While Satrapi’s art and writing is beautiful, the story she conveys is often anything but. I think all human beings undergo experiences that influence them in a variety of ways, but few are as observant or introspective as Satrapi.
Learning and expanding your worldview is one of the best things we can do with our lives, and books like The Complete Persepolis simultaneously remind us of this fact and broaden our perspectives at the same time.
Here, in one volume: Marjane Satrapi’s best-selling, internationally acclaimed graphic memoir.
Persepolis is the story of Satrapi’s unforgettable childhood and coming of age within a large and loving family in Tehran during the Islamic Revolution; of the contradictions between private life and public life in a country plagued by political upheaval; of her high school years in Vienna facing the trials of adolescence far from her family; of her homecoming–both sweet and terrible; and, finally, of her self-imposed exile from her beloved homeland. It is the chronicle of a girlhood and adolescence at once outrageous and familiar, a young life entwined with the history of her country yet filled with the universal trials and joys of growing up.
Edgy, searingly observant, and candid, often heartbreaking but threaded throughout with raw humor and hard-earned wisdom–Persepolis is a stunning work from one of the most highly regarded, singularly talented graphic artists at work today.
When I started reading this book, I didn’t know what to expect. Firstly, because I don’t often read graphic novels. Secondly, I don’t read memoirs at all. Plus I’d never heard of a graphic memoir so I was completely out of my reading comfort zone. I’m so glad I took the leap.
What a beautiful book. It took me two months to finish it. I read multiple books at a time, so I was reading this while simultaneously reading others. I’m glad I chose to continue that reading style for this. Because this is not a binge-read sort of book, for me. This is a book you want to take your time with. Savor and learn. Not two words that come together very often, but here they do. I truly enjoyed the heart and depth of this book. The illustrations are so important and add a lot to the substance of this book. Satrapi is an accomplished illustrator and can convey a lot with a few strokes of her pen.
While Satrapi’s art and writing is beautiful, the story she conveys is often anything but. Her narration of life as a child growing up in Iran when it suddenly comes under Islamic rule shows how drastically so many lives changed. Her few years in Vienna as a teenager also shaped her life in so many different ways. I think all human beings undergo experiences that influence them in a variety of ways, but few are as observant or introspective as Satrapi. This is so much more than your standard memoir, and I know it will leave a lasting impact on me. I haven’t been a teenager for a while, but I have much to learn from Satrapi’s life, including her teenage years, her twenties and beyond.
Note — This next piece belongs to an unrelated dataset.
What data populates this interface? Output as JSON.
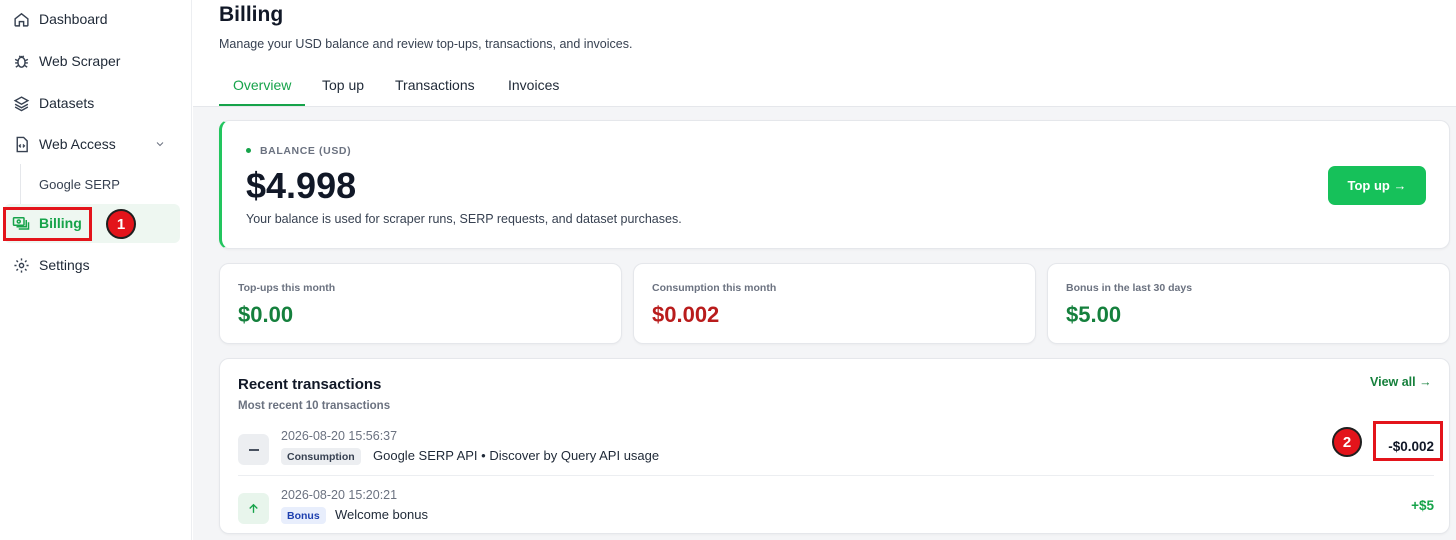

Life is about understanding things that are bigger than us, coming to terms with things that are beyond us, and learning things that we never even thought of. Learning and expanding your worldview is one of the best things we can do with our lives, and books like The Persepolis simultaneously remind us of this fact and broaden our perspectives at the same time.
People who love memoirs and/or graphic novels, people who have never read memoirs and/or graphic novels before, fans of coming-of-age stories. Whether you’re looking for a different perspective or a political backdrop, this book will give it all to you, and more.